Hiking along the GR20 is the best way to uncover the island of Corsica and its wild, deeply-rooted charm.
It takes courage and maybe even a dash of folly to attempt it, not to mention thighs of steel and unwavering endurance. GR stands for Grand Randonnée, or great hike.
The GR20 runs over 200 kilometers and takes hikers from the shade of chestnut trees to the sweltering heat of granite cirques, each landscape more grandiose than the next.
With a little luck, adventurers may even encounter some of the Mediterranean’s rare and untamed fauna: wild boars, mouflons, salamanders and raptorial birds guarding their prey...
Created in 1972 at the same time as the Regional Nature Park of Corsica, the GR20 only recently made the list of tourism musts.
Previously, it was reserved solely for athletes with steadfast resolve, those able to withstand heavy backpacks and minimal comfort. Rest areas were rare and sparsely equipped; the need to bring your own kitchen was enough to dissuade even the most fearless hiker!
Over the past 15 years, however, this trail has started to attract more and more trekkers from around the world, which has led to investment in infrastructure.

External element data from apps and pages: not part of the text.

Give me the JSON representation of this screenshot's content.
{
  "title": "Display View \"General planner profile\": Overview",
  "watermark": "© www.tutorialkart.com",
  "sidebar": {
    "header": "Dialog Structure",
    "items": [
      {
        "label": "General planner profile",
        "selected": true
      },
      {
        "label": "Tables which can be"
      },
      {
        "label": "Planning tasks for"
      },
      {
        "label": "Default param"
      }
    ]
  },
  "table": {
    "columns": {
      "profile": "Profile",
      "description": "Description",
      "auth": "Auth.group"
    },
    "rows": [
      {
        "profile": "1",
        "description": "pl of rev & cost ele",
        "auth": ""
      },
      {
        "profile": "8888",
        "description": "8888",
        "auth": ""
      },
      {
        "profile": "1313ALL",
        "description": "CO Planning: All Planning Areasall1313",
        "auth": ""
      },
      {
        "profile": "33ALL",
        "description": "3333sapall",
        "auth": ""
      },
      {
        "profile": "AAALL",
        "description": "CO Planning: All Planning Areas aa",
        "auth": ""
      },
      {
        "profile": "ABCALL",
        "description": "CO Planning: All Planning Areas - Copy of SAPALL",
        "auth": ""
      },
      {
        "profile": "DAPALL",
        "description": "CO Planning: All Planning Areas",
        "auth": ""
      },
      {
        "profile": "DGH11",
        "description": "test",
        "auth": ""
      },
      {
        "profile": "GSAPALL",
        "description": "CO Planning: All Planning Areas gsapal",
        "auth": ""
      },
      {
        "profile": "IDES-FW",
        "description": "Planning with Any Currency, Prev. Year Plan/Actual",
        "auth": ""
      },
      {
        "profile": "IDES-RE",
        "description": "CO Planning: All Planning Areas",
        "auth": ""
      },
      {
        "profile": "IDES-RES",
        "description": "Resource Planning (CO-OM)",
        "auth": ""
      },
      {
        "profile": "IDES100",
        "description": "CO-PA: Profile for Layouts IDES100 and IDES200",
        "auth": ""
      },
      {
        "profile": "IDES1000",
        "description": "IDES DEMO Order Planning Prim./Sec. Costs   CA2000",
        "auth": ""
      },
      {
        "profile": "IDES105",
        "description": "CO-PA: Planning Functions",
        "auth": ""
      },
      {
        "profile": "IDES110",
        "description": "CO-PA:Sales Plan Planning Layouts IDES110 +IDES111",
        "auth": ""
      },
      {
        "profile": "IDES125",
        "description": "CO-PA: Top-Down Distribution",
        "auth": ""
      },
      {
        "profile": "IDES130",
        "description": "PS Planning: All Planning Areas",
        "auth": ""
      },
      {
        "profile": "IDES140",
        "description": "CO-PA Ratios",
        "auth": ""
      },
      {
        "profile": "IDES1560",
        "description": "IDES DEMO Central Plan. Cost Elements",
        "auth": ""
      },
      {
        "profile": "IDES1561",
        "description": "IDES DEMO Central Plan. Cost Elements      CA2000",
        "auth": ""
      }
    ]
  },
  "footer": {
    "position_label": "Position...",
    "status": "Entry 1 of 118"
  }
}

Camps are now well furnished and can supply evening meals and assorted beverages.
Guides and muleteers are also on-site to help make the adventure more accessible.
While the comfort level of the rest points may be greatly improved, the hike itself is just as demanding. With a 13-kilometer difference in altitude, the trail traverses Corsica from north to south, crossing the mountain range at the heart of the island and following the route of ancient shepherd pastures.
Though accessible from both ends, it is often recommended to begin in the south, for two reasons.
First, the southern half is easier and allows hikers to get used to the trail’s difficulties.
Most importantly, it is best to walk with the sun behind you in order to observe the entire spectrum of Mediterranean scenery in full sunlight.
The best time of year to take on this trek is anytime from June through September. Snow and bad weather can make the experience unpleasant and the trail’s red and white landmarks harder to follow.
At a pace of six to seven hours a day, allow yourself a good 15 days to complete the hike. If you have less time, however, it is also possible to stop halfway, at the Vizzanova train station.
But some hardcore athletes have been known to do the various stages in half or even a third of the time. The current record goes to a Spanish runner who completed the hike in less than 33 hours!
But to truly appreciate this legendary trek, there’s no need to rush through it. Every small step on this wild island has its own reward.